• **EXERCISE AIM**
Extract each line from the entries below that has the string "icon" in it.

Element data from apps and pages:
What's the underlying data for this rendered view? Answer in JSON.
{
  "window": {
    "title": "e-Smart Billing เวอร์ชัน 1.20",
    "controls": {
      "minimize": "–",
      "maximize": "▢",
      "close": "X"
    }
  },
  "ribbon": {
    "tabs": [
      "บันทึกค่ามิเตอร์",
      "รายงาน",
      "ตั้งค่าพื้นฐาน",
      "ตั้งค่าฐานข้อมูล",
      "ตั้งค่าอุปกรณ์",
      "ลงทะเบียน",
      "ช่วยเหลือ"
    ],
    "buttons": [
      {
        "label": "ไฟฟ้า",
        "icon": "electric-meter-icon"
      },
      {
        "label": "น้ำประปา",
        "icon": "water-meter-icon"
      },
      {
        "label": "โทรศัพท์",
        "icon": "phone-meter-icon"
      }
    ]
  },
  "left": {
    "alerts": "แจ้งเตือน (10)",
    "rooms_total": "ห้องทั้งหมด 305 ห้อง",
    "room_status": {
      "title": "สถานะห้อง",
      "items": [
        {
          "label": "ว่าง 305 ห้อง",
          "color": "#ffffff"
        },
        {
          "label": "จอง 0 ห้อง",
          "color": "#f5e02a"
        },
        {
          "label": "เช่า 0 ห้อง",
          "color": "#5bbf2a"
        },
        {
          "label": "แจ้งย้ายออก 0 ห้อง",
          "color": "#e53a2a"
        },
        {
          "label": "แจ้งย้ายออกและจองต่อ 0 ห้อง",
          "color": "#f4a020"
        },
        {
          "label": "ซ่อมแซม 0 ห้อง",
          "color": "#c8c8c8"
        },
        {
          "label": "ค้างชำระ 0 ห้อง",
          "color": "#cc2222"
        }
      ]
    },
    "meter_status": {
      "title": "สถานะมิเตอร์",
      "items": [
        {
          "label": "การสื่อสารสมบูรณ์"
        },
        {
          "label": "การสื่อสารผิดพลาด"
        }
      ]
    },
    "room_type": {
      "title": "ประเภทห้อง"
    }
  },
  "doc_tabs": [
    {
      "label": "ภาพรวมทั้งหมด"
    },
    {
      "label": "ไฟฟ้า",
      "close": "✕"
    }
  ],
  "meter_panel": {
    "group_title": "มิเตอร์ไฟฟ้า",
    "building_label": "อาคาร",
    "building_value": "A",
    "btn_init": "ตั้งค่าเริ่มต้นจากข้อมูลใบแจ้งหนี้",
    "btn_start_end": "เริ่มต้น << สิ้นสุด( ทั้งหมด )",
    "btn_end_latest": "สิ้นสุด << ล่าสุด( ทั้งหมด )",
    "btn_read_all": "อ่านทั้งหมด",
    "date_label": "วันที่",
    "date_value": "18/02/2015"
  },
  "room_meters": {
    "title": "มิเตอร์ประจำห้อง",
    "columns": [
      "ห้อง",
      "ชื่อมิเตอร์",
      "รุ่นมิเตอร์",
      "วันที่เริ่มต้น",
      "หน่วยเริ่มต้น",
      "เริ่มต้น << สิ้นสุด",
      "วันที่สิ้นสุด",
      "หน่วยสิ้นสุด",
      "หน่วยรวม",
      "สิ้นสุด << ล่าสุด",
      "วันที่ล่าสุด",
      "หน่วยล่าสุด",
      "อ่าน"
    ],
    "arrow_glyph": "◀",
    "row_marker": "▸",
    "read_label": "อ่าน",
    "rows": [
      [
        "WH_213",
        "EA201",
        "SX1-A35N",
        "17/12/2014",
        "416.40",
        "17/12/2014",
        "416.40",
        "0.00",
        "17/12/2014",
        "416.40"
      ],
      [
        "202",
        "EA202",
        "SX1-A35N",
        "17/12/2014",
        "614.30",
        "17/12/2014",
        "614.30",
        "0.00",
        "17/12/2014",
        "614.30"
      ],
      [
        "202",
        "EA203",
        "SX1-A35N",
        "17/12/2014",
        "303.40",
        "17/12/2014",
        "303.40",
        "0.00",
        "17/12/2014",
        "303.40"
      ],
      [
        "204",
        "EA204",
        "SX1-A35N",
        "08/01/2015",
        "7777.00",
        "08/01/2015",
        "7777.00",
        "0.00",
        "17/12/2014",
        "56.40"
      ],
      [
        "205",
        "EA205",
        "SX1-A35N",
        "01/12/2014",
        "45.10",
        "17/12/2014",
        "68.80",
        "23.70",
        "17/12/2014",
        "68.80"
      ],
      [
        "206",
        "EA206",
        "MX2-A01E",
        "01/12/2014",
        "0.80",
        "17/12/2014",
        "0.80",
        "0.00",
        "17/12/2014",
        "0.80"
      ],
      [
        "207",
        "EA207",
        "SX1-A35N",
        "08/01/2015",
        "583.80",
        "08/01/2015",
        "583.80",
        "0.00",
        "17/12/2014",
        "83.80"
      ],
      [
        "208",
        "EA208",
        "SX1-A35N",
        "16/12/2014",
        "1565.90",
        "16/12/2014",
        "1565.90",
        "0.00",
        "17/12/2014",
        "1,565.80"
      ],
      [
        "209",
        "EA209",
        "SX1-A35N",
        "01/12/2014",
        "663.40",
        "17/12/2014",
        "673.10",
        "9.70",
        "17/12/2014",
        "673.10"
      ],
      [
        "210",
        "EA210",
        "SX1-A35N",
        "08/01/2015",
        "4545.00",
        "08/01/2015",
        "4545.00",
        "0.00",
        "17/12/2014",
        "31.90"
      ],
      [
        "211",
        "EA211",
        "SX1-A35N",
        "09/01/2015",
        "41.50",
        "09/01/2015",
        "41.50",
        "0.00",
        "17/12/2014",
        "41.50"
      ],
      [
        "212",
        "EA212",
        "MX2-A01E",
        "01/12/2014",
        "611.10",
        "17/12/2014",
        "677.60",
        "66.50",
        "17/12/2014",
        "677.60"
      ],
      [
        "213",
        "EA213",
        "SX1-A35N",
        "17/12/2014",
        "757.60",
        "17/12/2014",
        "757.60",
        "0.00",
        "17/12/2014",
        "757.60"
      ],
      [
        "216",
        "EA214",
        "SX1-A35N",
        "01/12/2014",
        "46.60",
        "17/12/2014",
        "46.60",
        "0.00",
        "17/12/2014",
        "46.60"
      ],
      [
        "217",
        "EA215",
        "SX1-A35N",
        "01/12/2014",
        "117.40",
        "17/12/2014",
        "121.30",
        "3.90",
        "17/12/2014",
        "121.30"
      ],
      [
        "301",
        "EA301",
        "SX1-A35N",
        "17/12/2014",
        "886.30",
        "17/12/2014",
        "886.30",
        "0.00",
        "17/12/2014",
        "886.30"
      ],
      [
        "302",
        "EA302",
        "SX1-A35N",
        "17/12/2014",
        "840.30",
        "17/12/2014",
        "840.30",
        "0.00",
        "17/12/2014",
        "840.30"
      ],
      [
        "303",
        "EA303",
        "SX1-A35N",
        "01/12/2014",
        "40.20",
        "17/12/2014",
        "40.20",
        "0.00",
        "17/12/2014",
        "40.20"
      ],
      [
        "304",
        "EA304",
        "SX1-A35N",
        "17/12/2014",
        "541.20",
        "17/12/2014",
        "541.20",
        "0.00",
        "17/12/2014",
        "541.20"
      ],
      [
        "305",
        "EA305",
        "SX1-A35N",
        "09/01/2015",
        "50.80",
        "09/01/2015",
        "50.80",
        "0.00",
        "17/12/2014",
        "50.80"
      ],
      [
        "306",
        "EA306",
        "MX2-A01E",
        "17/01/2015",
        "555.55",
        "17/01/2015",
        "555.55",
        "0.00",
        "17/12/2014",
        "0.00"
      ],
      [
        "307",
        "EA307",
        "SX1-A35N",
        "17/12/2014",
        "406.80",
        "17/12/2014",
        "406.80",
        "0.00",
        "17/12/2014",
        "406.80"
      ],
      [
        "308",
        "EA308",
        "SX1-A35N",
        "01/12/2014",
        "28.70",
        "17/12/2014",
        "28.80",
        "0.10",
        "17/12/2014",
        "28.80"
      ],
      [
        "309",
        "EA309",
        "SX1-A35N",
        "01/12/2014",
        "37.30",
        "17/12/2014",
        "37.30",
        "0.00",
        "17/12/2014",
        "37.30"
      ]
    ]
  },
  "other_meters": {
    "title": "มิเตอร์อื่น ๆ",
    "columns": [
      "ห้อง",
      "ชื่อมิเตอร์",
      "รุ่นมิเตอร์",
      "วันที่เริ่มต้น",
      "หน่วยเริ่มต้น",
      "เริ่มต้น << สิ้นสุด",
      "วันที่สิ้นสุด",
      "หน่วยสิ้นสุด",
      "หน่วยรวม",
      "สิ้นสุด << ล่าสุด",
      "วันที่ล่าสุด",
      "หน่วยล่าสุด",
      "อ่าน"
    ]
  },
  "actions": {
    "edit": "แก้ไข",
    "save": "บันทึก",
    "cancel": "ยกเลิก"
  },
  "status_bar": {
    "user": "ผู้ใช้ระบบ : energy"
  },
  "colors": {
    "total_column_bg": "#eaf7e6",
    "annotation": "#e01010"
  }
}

• **RESULT OF THE EXERCISE**
        "icon": "electric-meter-icon"
        "icon": "water-meter-icon"
        "icon": "phone-meter-icon"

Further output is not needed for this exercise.